> DESCRIPTION OF THE TASK
Go through the records and copy each line where the word "правила" occurs.

> RECORD EXCERPTS
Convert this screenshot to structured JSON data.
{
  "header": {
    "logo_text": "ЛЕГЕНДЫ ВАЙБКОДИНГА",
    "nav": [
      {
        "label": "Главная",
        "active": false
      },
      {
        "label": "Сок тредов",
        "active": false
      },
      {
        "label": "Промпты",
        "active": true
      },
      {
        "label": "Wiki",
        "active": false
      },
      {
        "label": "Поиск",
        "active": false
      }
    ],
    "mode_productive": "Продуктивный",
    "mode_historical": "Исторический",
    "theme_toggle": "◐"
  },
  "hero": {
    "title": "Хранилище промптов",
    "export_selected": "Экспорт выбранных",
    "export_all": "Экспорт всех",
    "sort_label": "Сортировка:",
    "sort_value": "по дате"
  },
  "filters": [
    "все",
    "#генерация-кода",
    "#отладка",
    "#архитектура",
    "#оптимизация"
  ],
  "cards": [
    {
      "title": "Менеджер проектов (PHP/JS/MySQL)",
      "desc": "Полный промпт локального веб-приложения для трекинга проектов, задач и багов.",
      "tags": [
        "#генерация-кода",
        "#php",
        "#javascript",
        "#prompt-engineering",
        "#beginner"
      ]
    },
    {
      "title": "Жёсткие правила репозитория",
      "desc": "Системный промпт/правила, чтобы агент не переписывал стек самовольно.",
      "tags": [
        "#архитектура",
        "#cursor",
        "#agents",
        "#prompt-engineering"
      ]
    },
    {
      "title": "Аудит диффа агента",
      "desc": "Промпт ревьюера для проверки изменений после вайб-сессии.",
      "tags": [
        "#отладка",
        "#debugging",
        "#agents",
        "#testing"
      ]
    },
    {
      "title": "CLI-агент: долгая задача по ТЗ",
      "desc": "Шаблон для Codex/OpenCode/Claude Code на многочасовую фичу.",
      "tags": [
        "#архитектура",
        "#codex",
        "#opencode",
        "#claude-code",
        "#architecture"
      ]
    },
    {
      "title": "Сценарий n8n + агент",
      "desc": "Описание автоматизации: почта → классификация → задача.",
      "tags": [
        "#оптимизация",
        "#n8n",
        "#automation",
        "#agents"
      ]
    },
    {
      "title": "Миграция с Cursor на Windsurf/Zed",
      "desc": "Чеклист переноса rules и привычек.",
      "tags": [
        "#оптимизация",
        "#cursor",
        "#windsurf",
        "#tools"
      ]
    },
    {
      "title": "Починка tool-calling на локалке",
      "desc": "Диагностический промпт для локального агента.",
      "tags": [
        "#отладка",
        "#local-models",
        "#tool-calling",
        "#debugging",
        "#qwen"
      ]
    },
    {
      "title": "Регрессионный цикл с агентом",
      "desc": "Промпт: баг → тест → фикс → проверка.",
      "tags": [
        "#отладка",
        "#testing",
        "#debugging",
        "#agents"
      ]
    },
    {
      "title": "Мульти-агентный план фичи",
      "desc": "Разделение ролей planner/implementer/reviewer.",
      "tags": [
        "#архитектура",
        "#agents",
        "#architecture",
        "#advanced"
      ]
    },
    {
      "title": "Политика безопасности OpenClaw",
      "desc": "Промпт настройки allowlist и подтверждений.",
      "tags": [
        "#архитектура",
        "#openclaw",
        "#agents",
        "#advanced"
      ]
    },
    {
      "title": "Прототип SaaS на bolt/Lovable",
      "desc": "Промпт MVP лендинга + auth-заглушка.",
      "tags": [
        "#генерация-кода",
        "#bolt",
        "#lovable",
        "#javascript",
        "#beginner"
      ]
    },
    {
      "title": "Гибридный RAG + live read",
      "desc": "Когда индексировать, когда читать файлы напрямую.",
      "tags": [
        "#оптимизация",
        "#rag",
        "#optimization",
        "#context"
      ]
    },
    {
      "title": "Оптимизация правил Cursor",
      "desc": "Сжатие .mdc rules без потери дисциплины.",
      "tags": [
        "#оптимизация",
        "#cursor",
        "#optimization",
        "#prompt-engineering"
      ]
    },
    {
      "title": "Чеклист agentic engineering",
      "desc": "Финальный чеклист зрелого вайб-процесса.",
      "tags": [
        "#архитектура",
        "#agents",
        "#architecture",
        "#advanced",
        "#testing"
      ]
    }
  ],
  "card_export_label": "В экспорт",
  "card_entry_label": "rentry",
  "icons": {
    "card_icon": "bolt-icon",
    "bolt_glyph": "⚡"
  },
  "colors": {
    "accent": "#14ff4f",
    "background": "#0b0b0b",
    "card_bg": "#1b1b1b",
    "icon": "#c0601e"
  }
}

> OUTPUT BELOW
      "title": "Жёсткие правила репозитория",
      "desc": "Системный промпт/правила, чтобы агент не переписывал стек самовольно.",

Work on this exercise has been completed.